I’ve been thinking about how the world sees those who are set by the church as ministers. And there is no clear view on this, as I’ve said before about the image of a young minister, also how ministers might think the world sees us. However much those who are ministers may think about what they do, and however much the church may have its ideas of ministers and what they are. The truth is that the media has more influence, so here are some TV ministers, and the views on them.

Take 10: TV vicars, priests and ministers

Six to watch: TV priests and vicars

So what do we think, some of these are historical figures, so not so relevant.
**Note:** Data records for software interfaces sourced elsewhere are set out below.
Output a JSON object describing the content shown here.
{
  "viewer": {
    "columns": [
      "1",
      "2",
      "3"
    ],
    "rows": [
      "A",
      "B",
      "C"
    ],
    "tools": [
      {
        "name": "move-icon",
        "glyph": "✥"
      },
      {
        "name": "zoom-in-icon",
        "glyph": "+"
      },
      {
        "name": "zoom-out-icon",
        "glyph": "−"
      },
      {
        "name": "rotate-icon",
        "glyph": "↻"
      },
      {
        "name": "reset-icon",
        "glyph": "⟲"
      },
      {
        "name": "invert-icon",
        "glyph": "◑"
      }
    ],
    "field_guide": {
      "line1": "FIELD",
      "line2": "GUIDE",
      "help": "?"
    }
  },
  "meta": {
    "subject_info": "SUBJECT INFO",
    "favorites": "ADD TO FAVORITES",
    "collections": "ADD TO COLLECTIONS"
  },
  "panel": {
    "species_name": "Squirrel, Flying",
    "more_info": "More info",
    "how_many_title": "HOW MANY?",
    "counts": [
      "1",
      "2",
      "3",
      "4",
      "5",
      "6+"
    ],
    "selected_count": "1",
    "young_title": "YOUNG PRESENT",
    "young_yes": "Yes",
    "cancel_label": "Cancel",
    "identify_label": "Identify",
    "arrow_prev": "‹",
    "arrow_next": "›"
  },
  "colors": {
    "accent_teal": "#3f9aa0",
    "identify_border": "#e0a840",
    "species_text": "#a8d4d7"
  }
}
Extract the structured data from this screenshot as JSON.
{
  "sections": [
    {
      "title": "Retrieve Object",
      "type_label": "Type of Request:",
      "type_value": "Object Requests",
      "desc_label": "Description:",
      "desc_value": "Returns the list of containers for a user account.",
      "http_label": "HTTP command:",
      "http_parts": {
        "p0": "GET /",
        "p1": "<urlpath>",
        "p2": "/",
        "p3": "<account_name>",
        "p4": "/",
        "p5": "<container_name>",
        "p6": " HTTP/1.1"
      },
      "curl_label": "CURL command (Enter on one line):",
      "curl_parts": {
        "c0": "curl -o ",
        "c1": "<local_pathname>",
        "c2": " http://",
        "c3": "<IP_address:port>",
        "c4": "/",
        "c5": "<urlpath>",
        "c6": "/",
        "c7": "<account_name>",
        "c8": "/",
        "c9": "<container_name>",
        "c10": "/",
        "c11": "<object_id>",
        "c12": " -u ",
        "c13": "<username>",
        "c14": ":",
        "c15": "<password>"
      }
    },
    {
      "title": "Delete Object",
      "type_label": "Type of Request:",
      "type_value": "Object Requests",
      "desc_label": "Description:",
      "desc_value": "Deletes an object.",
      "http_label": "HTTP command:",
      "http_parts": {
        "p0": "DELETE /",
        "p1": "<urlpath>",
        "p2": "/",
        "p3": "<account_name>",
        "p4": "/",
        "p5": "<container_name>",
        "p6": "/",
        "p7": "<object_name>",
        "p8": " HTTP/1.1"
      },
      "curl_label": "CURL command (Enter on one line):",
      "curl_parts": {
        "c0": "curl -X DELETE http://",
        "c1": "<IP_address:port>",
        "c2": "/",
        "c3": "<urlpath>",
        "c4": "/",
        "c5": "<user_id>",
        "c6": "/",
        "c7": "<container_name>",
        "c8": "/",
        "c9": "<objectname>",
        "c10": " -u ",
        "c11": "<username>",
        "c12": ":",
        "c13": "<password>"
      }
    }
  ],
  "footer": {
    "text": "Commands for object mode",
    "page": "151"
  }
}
But what I take from them all, is they are real people trying to do their best, and trying to follow the calling they have, dispute all else that is going on.

 
Leave a comment

Posted by on May 26, 2014 in Ministry, Seen by the outside

 

Tags: , , , , , ,

“Faith in Foodbanks”, supproting them in fact a prayer

Well more about Foodbanks, with some resources now to support them, with both facts and prayers, from the folks at the JPIT. As Ruth Gee blogs and the info about it for the Press.

 

http://www.jointpublicissues.org.uk/faithinfoodbanks/

 
Leave a comment

Posted by on May 21, 2014 in FoodBanks, Seen by the outside

 

Tags: , , , , ,

The whole Christian country

Before Easter it came out that the Prime Minister said that Britain is a Christian country, then a group wrote to the Telegraph saying it was not.

 

Now all this sort of makes sense in a political way, but for me I have to agree with the sentiment of the 50 who wrote the letter in response. Not that I agree with their main point, but more that I see that to be a Christian country, that the nation would need to align itself to the core aspects of the Christian Faith, and this would influence all aspects of public life. Which it clearly does not. However I have to agree with both Archbishop Justin Welby and his predecessor Bishop Rowan, that there is an echo of Christianity in the form and shape of the nation, but that this is not the whole of the story. And as Bishop Rowan puts it, people can discover the Christian faith anew, without all the baggage of being an organ of the state, which I see as a positive thing.

Archbishop Justin Welby

 

rchbishop Justin Welby

 

rchbishop Justin Welby
 
1 Comment

Posted by on April 28, 2014 in Ministry, Seen by the outside

 

Tags: , , , , ,

How NOT to be a Rector

Rev'd Claire

IMG_3224 I’m not perfect. I often get things wrong. However, I think I have plumbed new depths of What Not To Do as a new Rector….and I offer the resulting lessons to Incumbents, Associate Clergy, Curates, Ordinands and those considering Ordination….that you may not Do As I Have Done.

Do not, on your first day, give the notices, process to the back of the church, and wonder why a choir member is whispering urgently to you. You will have forgotten the Banns. There is nothing wrong with returning to the Vestry to retrieve the Banns book. However, it isn’t ideal if the congregation can hear you doing your best to break into the remarkably solid register cupboard, to which you have a key that so very nearly works when you are calm.

A good Rector will remember to get the Banns book out
before the service and take it with them…

View original post 217 more words

 
Leave a comment

Posted by on March 24, 2014 in Ministry, Seen by the outside

 

How many churches could be like this?

Some one pointed me in the direction of the following, it is the church speaking, and comes from the work of the The Unappreciated Pastor on The Huffington Post, and is called “Hello, my name is Church

 
Leave a comment

Posted by on January 3, 2014 in Seen by the outside, Spiritual Vocab

 

Tags: , , , , , , ,